I recently watched a documentary series on Channel NewsAsia, “Facing Death”. It talks about the challenges critically ill patients and their caregivers face.
I could very much relate to all the stories mentioned. I saw shadows of myself within the show.
However one thing struck me the most. A consultant from Dover hospice said in her interview they need to let patients know they can feel sad, they have a right to do that. We try so hard to fight for happiness everyday, but have we forgotten sadness belongs to the other side of the coin. Everyone is trying hard to construct the ideal world of “happiness”, but what does it really mean to be happy? In the ideal world, we were told to share happiness, never sadness because it will make us look weak. Often we hear people say “never be judgemental”, but unfortunately we all start forming images in our heads with every little bit of information. We size people up. Unfortunately, it will never be a complete picture because we will never know the complete picture. It’s not about looking beyond what is apparent, it’s about moving beyond the apparent. (On a side note, recent campaign by MCI is about not being judgemental. I personally think it’s a meaningful campaign, and I hope it achieve good results in reminding people to have more empathy. You can look at the series of videos on their Facebook and YouTube page ➡gov. sg)
We watched the movie “Inside out”. We talked about sadness, we admired him. But has it really changed our lives?
It is sad to think that we have to deliberately remind ourselves it is okay for one to feel sad. There is always a cycle to everything in life, and they go up and down. Nothing will stay up there forever. Did the pursuit of “a happy world” made us lose the sense of empathy?
The best way to connect with people is to show empathy.

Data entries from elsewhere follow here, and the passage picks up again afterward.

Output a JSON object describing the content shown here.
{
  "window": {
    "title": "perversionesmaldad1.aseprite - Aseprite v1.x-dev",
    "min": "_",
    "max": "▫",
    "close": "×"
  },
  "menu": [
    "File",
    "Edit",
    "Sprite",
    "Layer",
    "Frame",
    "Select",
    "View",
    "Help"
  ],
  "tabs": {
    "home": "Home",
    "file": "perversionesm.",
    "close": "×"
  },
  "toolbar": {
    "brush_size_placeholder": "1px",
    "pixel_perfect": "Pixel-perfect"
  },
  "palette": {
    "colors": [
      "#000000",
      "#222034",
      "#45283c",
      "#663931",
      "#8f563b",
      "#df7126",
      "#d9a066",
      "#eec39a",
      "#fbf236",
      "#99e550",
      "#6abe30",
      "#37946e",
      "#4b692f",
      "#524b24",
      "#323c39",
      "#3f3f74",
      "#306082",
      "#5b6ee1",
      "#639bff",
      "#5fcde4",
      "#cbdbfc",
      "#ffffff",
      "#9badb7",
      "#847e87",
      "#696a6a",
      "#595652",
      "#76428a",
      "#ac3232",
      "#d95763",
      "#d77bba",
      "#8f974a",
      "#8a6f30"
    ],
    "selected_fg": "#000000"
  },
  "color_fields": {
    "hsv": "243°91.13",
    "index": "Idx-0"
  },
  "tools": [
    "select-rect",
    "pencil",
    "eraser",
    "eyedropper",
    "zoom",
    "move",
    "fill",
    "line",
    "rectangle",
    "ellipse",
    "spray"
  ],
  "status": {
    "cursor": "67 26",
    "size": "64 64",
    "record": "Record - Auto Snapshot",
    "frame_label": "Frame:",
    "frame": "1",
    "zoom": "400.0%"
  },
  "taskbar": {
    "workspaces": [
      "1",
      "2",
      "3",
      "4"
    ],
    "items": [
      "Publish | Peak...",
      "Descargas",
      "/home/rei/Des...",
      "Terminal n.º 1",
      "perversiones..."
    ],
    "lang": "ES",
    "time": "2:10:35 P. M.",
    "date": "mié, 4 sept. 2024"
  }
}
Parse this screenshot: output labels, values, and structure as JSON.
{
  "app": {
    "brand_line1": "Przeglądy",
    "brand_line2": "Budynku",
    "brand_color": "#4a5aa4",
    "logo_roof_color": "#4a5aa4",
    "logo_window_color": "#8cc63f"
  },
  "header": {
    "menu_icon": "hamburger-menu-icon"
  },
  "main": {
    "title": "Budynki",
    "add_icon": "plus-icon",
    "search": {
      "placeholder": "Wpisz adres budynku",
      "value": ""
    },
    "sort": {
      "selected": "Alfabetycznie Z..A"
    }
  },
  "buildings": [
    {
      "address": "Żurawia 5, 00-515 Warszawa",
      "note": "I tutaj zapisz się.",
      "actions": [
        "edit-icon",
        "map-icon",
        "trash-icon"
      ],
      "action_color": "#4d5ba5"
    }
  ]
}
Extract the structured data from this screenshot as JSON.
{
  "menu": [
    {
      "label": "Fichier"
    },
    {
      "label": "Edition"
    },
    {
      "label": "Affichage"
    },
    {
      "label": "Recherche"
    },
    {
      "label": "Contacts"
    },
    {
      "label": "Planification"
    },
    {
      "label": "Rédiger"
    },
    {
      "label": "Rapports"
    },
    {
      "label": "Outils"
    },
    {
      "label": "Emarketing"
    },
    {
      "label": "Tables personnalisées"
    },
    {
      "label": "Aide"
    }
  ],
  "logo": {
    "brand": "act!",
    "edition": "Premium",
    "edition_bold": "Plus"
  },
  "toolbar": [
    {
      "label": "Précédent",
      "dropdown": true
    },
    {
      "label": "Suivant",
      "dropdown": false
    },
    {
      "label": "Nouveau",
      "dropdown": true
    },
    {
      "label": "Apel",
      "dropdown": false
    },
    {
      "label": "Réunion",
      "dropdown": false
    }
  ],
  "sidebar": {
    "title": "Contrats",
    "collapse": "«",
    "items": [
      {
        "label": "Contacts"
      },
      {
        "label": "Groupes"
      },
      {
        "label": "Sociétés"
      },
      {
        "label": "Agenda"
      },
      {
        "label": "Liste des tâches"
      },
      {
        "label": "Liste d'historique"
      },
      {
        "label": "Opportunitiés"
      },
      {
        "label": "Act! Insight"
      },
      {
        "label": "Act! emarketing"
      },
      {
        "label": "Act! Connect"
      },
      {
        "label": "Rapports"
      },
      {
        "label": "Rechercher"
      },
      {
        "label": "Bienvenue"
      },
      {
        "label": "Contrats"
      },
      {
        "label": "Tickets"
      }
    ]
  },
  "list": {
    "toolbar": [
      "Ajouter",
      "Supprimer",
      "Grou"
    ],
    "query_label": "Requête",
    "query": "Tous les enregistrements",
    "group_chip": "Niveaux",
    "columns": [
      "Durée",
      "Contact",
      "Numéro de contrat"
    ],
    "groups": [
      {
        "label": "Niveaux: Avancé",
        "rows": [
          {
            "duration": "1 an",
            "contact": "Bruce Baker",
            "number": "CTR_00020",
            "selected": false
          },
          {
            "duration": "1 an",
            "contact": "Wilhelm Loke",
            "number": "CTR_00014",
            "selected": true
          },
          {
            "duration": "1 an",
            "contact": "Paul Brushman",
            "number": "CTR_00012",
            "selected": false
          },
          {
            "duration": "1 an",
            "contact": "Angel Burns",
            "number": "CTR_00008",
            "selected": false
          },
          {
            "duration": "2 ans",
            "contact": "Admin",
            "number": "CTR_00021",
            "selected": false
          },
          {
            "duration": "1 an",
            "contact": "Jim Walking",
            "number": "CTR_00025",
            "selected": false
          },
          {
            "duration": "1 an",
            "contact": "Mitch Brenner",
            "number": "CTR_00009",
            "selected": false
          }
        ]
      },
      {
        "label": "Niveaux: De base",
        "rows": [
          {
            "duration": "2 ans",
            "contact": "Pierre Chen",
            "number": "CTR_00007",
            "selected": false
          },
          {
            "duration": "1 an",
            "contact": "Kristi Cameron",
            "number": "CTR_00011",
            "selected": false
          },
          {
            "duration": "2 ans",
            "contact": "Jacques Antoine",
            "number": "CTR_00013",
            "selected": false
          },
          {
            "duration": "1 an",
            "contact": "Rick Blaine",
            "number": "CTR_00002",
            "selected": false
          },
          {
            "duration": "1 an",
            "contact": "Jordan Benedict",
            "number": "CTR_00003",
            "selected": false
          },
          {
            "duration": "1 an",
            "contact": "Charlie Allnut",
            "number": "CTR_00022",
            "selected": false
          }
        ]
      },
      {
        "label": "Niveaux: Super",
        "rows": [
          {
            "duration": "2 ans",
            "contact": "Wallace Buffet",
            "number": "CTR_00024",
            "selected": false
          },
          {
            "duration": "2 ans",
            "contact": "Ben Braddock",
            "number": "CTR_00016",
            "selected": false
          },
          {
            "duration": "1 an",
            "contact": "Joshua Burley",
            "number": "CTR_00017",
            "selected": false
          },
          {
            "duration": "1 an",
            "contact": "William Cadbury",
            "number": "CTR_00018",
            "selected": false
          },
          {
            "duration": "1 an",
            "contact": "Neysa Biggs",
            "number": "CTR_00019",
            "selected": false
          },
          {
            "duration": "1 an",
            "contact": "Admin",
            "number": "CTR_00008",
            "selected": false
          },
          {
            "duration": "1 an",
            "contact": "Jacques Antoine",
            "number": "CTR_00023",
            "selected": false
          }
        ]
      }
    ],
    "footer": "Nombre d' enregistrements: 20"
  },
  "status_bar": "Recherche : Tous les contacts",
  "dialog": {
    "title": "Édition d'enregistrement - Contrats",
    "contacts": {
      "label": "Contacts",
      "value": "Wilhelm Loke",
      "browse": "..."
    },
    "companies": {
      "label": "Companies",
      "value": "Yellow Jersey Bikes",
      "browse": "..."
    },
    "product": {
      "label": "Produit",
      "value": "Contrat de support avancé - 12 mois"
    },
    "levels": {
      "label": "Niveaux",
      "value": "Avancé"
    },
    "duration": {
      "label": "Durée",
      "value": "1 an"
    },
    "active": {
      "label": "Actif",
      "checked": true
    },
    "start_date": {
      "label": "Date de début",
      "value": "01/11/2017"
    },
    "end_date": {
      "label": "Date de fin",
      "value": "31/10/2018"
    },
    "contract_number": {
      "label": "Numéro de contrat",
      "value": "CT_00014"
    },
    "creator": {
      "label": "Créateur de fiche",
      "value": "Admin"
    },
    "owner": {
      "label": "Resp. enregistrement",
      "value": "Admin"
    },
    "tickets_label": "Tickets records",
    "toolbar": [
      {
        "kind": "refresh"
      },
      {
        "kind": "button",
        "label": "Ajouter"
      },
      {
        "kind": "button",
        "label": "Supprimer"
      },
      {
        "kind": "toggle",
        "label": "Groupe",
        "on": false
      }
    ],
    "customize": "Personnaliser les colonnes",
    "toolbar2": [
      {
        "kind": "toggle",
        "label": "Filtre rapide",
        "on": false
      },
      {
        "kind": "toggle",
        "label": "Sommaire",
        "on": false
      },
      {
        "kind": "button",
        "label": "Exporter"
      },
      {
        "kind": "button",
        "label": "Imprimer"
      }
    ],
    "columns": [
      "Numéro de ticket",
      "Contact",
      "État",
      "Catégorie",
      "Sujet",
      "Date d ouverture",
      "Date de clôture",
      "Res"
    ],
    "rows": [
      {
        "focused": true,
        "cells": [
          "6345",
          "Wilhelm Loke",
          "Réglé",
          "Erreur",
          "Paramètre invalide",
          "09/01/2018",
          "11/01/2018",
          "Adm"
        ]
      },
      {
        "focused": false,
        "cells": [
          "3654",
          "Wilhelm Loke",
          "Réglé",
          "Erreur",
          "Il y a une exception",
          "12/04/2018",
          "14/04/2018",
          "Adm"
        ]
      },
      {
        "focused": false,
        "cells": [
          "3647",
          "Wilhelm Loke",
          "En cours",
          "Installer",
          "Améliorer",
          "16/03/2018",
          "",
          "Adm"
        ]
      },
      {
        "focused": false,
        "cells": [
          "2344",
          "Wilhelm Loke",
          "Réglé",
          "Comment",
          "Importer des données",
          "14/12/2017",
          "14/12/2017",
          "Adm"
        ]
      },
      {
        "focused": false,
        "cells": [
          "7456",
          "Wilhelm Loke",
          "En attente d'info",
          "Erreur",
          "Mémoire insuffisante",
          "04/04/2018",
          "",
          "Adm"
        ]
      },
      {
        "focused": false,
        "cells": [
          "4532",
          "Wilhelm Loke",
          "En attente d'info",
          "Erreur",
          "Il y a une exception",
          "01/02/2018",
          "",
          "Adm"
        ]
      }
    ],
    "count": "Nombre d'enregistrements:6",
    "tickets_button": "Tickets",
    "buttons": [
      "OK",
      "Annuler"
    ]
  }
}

And empathy is shown by accepting and acknowledging people for who they are. It can be as simple as telling someone “it’s okay, you can be unhappy.”